Bannon made the comments in appearances to promote his film, "Occupy Unmasked," a movie that, according to its official description, "reveals the sinister, organized, and highly orchestrated nature of its leaders and their number one goal: Not just to change government, but to destroy it."
In his interviews and through the film, Bannon argues that the Occupy movement was part of the professional and highly organized left.
In an interview with Breitbart.tv at the 2012 Conservative Political Action Conference, Bannon argues the media helped the left-wing protesters shift the conversation from deficits and spending towards income inequality. Bannon said you could see this professional left trying to stop people from gathering at CPAC.
"To see government employee unions, to see union thugs, to see anarchists out there to try to stop people from -- which you would never see anybody on the right try to do, to stop people from assembling -- you see the violent nature. I gotta tell you, this organized left and what you're gonna see in the film, is what I consider the Brownshirts."
"I think you see from Occupy Wall Street, you start to see how Brownshirts operated," he adds. "You start to see it as instrument of intimidation, bully tactics."
A White House spokesperson did not respond to a request for comment.
At a CPAC panel for the film, Bannon made similar comments.
"You see the infrastructure of these Brownshirts, which essentially they are, and what they intend to do to intimidate decent people," Bannon said of the "professional left." "The victims of this film are some of the most liberal mayors in this country, in Oakland, and in Portland, and in Seattle, and places like that. People that tried to work with these people. You'll see the carnage they leave in their wake."
And speaking to radio host Larry Sinclair, Bannon went further, saying he saw moral equivalency between the two groups.
"The Occupy movement is really a combination of the internet, the media, and street thugs. Right? It's a weapon of intimidation," Bannon said in September 2012. "It is the moral equivalent today of the Brownshirts of the 1930s. It's going to be used as a weapon of intimidation. People after they see this film, they go--people walk out of the audience frightened.

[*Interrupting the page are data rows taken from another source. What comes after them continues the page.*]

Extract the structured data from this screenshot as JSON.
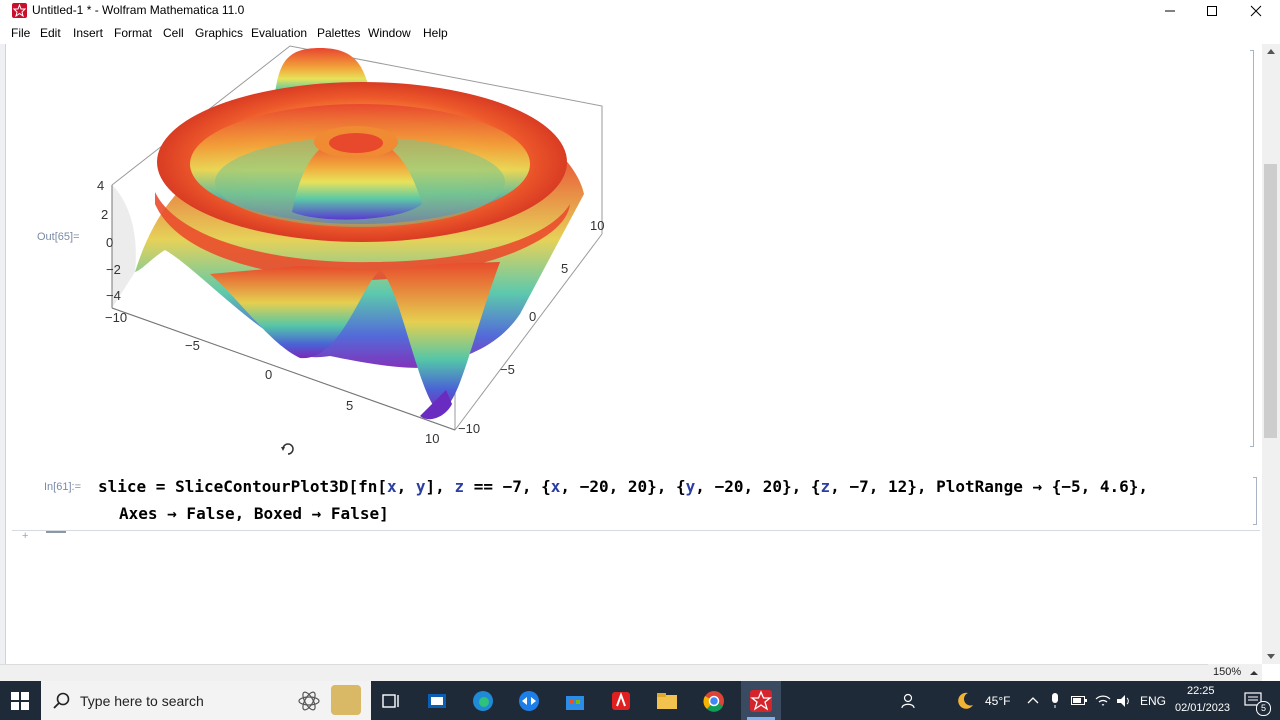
{
  "window": {
    "title": "Untitled-1 * - Wolfram Mathematica 11.0",
    "controls": [
      "minimize-icon",
      "maximize-icon",
      "close-icon"
    ]
  },
  "menu": [
    "File",
    "Edit",
    "Insert",
    "Format",
    "Cell",
    "Graphics",
    "Evaluation",
    "Palettes",
    "Window",
    "Help"
  ],
  "output_cell": {
    "label": "Out[65]=",
    "plot": {
      "type": "3d-surface",
      "z_ticks": [
        "4",
        "2",
        "0",
        "−2",
        "−4"
      ],
      "x_ticks": [
        "−10",
        "−5",
        "0",
        "5",
        "10"
      ],
      "y_ticks": [
        "10",
        "5",
        "0",
        "−5",
        "−10"
      ]
    }
  },
  "input_cell": {
    "label": "In[61]:=",
    "line1": "slice = SliceContourPlot3D[fn[x, y], z == −7, {x, −20, 20}, {y, −20, 20}, {z, −7, 12}, PlotRange → {−5, 4.6},",
    "line2": "Axes → False, Boxed → False]"
  },
  "zoom": "150%",
  "taskbar": {
    "search_placeholder": "Type here to search",
    "weather": "45°F",
    "language": "ENG",
    "time": "22:25",
    "date": "02/01/2023",
    "notification_count": "5",
    "apps": [
      "cortana-icon",
      "task-view-icon",
      "store-app-icon",
      "edge-icon",
      "teamviewer-icon",
      "microsoft-store-icon",
      "acrobat-icon",
      "file-explorer-icon",
      "chrome-icon",
      "mathematica-icon"
    ]
  },
  "colors": {
    "taskbar": "#1f2a38",
    "accent": "#c8102e",
    "label": "#7a8ba6"
  }
}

"We put the cameras down in these groups, and what you see, the images of hatred on these people's faces, is really if you were in the first days of the French revolution."